▶ [What needs to be done]:
Locate each line below that includes "title" and reproduce it.

▶ [Material for this task]:

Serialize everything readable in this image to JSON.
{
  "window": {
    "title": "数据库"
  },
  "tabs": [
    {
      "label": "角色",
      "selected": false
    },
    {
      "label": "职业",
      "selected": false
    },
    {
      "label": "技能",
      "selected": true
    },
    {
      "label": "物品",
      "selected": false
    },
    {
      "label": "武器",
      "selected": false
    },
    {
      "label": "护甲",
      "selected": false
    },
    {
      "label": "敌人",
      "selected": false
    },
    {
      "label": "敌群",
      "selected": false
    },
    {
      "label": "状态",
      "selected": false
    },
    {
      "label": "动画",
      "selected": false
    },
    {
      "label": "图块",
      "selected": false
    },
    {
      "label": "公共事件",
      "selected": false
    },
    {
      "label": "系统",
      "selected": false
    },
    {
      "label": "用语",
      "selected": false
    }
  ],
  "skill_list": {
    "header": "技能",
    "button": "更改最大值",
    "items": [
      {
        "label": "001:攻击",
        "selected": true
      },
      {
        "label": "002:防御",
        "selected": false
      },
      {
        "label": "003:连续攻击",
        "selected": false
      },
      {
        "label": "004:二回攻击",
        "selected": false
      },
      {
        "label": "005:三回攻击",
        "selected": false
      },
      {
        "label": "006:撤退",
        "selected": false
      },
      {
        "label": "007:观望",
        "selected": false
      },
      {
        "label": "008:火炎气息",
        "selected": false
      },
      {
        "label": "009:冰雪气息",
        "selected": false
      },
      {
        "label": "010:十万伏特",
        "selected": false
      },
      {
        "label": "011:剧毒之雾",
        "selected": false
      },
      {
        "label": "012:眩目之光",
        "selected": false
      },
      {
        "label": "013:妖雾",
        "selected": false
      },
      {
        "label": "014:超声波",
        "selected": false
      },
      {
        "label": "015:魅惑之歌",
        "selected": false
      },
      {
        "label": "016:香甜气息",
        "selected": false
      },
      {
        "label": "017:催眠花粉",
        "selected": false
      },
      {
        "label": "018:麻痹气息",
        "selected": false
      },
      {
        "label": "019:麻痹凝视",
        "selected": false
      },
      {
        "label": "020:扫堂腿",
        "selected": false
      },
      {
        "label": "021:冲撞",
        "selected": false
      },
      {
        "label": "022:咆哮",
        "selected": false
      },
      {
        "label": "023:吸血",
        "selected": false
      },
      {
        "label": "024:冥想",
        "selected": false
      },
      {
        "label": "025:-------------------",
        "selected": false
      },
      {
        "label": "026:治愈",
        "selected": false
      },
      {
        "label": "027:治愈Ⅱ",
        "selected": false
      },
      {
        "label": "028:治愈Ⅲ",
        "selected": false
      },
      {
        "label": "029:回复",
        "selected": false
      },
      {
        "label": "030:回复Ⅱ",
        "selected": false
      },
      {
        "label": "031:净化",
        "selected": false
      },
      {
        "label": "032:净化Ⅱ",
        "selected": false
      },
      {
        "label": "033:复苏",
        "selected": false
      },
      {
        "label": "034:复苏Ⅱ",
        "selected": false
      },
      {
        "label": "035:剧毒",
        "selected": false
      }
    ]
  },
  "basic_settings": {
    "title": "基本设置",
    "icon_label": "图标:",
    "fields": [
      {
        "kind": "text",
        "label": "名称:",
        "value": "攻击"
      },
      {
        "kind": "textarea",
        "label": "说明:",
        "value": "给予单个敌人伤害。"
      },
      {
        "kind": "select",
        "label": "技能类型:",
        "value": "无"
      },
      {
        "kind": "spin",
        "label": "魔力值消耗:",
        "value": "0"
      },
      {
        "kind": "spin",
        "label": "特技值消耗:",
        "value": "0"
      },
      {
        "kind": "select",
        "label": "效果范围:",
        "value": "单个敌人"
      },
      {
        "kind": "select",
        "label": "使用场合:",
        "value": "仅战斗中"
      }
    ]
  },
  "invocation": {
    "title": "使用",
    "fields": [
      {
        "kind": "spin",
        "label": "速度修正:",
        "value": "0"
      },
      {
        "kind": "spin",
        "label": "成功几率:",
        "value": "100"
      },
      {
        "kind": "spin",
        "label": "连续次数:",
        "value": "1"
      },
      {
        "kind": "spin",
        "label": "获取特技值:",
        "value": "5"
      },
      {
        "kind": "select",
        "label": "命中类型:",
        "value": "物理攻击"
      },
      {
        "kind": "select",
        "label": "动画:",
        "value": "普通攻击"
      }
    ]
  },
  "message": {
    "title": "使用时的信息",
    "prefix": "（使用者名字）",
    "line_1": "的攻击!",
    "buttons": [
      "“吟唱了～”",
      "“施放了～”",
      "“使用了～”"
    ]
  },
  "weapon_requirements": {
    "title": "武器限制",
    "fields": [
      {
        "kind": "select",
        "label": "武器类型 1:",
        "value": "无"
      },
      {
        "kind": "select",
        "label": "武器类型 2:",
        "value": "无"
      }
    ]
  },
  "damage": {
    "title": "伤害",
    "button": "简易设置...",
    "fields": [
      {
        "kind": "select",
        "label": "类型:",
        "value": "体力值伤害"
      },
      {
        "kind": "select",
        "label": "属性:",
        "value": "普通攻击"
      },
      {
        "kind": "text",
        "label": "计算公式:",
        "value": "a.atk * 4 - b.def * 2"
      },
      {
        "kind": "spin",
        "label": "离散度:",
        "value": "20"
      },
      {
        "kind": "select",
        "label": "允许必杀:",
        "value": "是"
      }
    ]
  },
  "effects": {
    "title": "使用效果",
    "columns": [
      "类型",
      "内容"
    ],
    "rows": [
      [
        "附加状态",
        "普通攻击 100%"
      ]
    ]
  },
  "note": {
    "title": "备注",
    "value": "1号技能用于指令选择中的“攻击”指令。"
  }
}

▶ [Your response]:
    "title": "数据库"
    "title": "基本设置",
    "title": "使用",
    "title": "使用时的信息",
    "title": "武器限制",
    "title": "伤害",
    "title": "使用效果",
    "title": "备注",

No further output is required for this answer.